The location of Salvatierra in the middle of a plain has been an important crossroads as early as the Neolithic age, as evidenced by the presence of two important dolmens around (see below). Scholars pinpoint the Roman manor Alba, a milestone in the Astorga-Bordeaux Roman road (extending west to east), in the near-by village of Albeniz (some others point to Salvatierra). The way winding down the pass (cave) of San Adrian into the plains around Agurain that was to become the Way of St. James evidences prehistoric traces of seasonal cattle migration, dolmens and burial mounds in the area. It was also used by Romans and gained momentum after the seizure of Gipuzkoa and Alava by the Castilians.
The use of the Way of St. James lost ground to new and more convenient roads, like the one built through Salinas de Leniz in 1765, which proved more practical for carriages, resulting in the transfer of the traffic to the latter. The traffic gone trickle first and drain later brought about some decay to Salvatierra. Yet new communications were being built at the time: Vitoria-Gasteiz was connected to the town with a new road in 1820, and on to the corridor of Burunda. In 1862 the railway connecting Madrid and Irun arrived in the town. After having crossed the town right in the south entrance to the Medieval Nucleus for decades, currently the main road E-5 A-1 (Nacional I) passes by the town west to east in route to France.

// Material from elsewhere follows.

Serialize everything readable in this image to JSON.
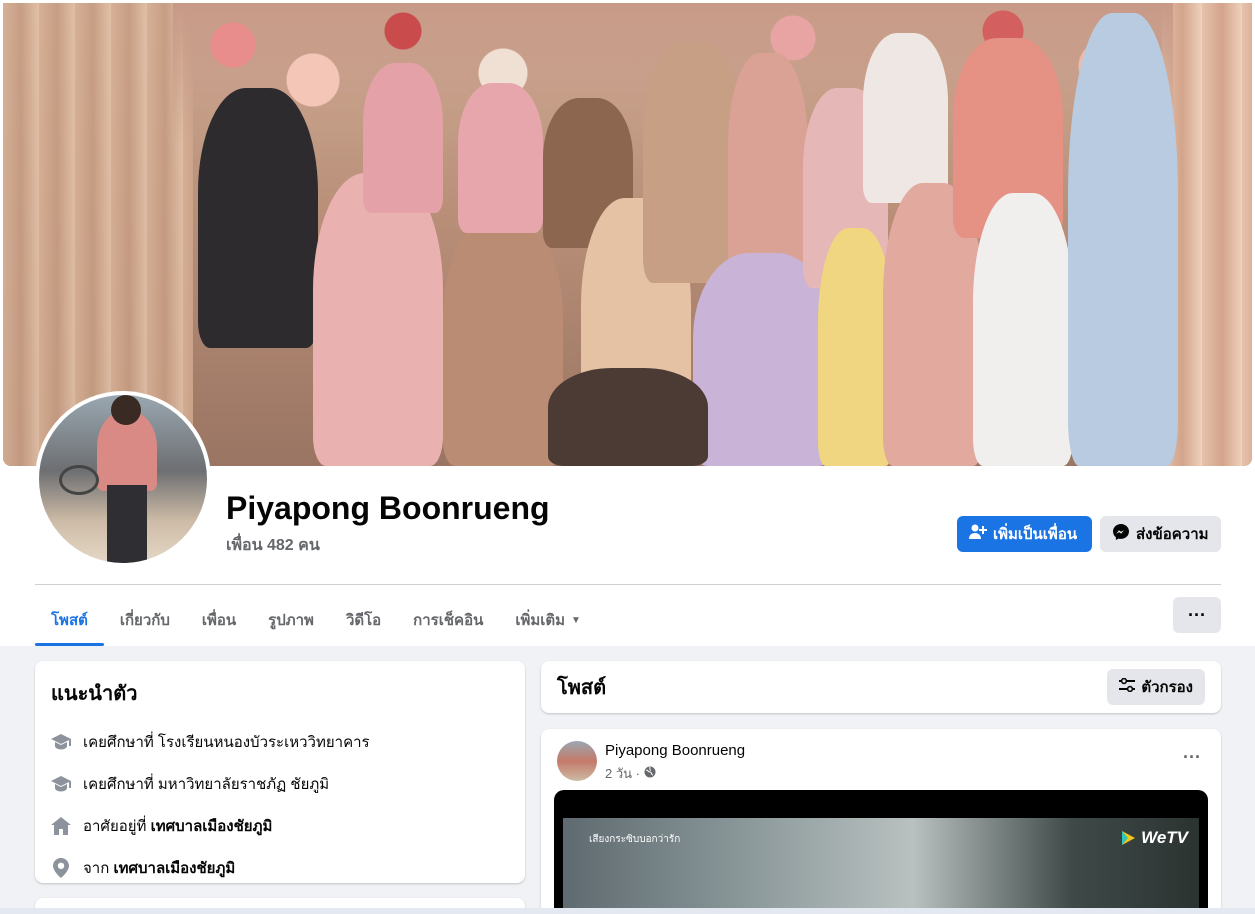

The main language of use in Salvatierra/Agurain is currently Spanish and it has been so for at least the last 150 years. However, nowadays younger generations that come out of Basque-language schools (called ikastolas) since the 1970s may speak and/or understand Basque. Surprisingly, late in the XIXth century an interpreter is still required by the town council for Basque speaking neighbours.